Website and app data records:
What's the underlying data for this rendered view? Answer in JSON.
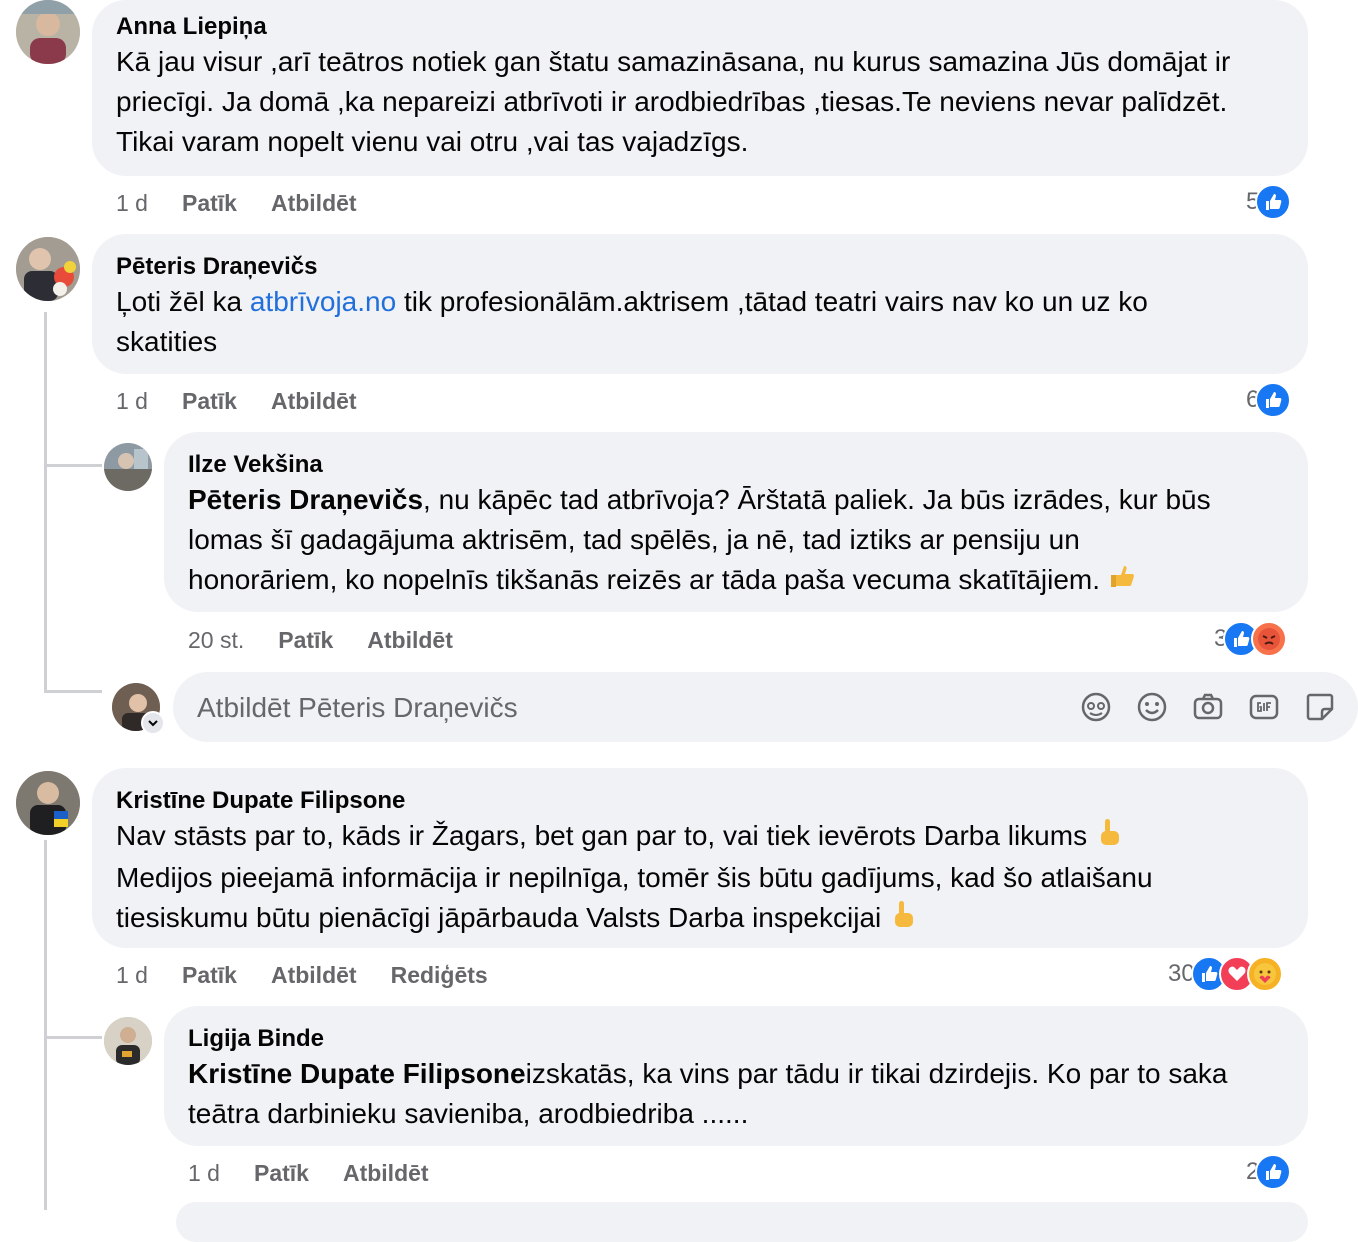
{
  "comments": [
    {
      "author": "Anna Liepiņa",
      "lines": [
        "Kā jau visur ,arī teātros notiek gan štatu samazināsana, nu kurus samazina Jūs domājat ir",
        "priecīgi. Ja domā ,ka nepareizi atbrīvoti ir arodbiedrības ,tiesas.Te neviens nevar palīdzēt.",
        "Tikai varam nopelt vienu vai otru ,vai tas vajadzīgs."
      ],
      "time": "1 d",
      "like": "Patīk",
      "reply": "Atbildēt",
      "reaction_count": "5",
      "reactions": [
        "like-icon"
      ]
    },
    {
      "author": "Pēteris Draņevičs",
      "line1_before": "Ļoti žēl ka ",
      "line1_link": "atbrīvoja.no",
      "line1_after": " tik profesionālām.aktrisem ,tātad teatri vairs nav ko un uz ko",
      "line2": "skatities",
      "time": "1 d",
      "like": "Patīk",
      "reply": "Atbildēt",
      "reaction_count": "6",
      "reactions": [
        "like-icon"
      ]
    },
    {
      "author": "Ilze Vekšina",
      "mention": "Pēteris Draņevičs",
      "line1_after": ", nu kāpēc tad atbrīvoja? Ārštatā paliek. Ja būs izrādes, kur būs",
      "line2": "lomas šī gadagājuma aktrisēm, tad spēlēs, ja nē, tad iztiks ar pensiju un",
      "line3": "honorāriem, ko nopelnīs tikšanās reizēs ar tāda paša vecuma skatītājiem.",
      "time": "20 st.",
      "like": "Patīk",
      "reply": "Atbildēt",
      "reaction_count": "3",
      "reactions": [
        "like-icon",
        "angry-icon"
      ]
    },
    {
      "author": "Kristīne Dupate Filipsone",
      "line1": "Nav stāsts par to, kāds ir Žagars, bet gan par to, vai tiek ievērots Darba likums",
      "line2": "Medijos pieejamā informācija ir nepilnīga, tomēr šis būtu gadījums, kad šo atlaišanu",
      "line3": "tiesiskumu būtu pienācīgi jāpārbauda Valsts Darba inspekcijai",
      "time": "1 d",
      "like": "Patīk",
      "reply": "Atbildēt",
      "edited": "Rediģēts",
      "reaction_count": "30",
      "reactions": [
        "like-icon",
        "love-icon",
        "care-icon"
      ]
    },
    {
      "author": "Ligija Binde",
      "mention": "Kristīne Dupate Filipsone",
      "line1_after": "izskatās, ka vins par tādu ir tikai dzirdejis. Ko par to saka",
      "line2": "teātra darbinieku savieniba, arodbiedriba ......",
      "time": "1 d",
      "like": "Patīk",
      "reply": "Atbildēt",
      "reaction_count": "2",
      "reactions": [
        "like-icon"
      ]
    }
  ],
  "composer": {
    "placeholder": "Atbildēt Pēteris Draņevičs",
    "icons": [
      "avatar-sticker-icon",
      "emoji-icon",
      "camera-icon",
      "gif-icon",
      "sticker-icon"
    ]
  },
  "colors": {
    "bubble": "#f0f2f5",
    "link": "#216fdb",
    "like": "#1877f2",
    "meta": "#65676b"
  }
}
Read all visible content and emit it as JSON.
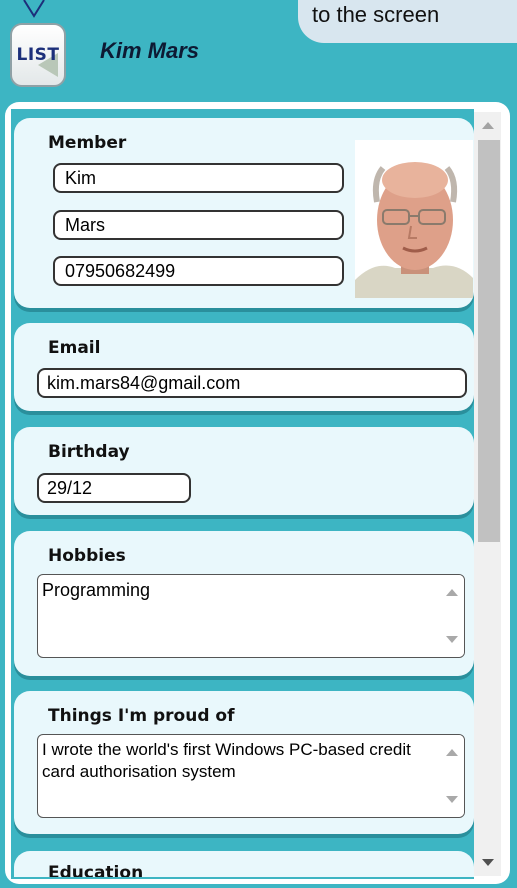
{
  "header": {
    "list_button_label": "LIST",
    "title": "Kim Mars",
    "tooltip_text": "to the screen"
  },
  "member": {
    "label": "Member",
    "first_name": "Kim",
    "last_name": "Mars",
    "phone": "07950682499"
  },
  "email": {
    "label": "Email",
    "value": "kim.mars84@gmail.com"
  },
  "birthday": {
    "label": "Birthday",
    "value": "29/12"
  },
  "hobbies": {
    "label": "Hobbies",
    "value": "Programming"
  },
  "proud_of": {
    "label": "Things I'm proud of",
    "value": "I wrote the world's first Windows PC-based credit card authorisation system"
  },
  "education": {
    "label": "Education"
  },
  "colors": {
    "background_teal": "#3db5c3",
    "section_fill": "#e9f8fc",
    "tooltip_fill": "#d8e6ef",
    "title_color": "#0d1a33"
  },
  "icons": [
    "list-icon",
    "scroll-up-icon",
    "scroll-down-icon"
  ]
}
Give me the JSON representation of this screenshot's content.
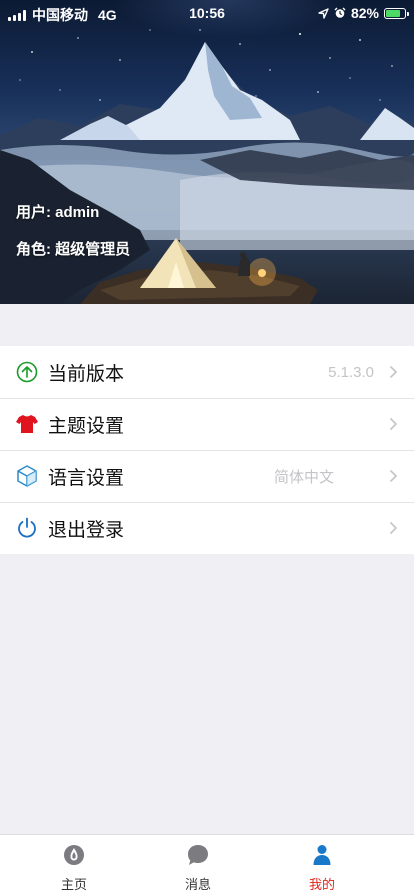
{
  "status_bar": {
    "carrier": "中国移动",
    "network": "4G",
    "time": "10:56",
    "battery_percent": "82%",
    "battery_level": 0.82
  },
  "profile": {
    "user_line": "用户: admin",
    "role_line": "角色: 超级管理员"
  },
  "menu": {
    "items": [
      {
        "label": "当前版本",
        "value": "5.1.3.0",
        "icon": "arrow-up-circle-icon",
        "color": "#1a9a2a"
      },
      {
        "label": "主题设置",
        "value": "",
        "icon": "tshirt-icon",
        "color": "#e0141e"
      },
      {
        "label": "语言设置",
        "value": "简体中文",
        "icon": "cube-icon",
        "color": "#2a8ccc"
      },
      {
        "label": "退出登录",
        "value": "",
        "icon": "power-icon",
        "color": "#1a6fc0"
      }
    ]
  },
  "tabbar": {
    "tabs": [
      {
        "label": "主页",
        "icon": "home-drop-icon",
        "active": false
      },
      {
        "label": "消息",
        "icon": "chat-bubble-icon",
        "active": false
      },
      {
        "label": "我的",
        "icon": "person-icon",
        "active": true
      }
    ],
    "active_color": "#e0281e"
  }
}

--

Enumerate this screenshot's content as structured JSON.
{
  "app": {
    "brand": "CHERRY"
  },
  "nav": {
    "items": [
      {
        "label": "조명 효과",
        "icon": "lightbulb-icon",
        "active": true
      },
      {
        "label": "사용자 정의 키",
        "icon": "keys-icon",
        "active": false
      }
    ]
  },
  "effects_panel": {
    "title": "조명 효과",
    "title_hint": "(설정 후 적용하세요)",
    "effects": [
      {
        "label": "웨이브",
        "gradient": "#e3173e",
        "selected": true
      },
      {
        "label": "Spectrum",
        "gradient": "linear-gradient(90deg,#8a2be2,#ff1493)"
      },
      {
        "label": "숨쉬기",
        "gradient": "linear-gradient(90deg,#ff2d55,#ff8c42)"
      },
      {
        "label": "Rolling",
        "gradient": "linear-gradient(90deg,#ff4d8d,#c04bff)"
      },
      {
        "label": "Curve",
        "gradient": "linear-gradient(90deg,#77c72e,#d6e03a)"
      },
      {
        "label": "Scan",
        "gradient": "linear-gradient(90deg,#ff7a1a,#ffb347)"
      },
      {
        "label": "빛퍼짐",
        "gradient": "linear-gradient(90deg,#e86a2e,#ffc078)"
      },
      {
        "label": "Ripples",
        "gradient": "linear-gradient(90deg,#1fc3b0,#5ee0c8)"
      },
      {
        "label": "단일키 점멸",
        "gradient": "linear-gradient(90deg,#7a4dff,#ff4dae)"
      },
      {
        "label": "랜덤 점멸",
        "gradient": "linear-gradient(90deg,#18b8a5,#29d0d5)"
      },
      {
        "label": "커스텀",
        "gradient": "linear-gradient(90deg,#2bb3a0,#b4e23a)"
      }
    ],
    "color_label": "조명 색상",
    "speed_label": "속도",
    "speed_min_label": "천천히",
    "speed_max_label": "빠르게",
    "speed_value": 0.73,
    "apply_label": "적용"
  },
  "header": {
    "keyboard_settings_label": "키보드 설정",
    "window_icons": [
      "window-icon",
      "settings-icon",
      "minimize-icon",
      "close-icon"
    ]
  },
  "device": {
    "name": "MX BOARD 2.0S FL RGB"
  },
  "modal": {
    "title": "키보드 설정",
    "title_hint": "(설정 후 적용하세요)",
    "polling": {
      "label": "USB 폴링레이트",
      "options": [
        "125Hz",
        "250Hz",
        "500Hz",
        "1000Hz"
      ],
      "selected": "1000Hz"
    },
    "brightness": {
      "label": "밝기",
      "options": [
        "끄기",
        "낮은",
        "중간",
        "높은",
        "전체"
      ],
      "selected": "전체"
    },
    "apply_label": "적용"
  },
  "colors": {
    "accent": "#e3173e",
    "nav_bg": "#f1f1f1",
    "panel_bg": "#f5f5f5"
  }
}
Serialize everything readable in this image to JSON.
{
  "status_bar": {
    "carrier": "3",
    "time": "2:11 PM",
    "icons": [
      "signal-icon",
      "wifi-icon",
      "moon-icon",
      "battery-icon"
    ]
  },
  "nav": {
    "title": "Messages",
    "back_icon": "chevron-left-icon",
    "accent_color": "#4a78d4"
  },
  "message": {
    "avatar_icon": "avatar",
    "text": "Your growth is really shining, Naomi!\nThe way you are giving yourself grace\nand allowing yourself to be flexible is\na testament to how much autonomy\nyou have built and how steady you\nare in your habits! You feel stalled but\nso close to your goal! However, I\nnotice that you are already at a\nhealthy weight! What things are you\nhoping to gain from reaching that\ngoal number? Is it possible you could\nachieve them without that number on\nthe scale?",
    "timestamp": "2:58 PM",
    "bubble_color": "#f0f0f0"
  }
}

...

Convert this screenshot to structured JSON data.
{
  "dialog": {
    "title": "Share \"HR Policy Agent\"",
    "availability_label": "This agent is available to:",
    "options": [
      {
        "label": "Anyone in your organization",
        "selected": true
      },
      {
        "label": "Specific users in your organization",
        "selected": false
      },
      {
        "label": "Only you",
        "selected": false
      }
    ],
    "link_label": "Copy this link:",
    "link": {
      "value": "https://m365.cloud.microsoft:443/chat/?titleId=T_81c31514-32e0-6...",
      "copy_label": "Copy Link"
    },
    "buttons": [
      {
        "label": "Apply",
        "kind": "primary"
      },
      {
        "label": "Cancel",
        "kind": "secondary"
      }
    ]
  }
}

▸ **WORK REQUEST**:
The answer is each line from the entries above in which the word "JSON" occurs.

▸ **TASK RESPONSE**:
What's the underlying data for this rendered view? Answer in JSON.
Read all visible content and emit it as JSON.
Give me the JSON representation of this screenshot's content.
Enumerate this screenshot's content as structured JSON.
Serialize everything readable in this image to JSON.
Convert this screenshot to structured JSON data.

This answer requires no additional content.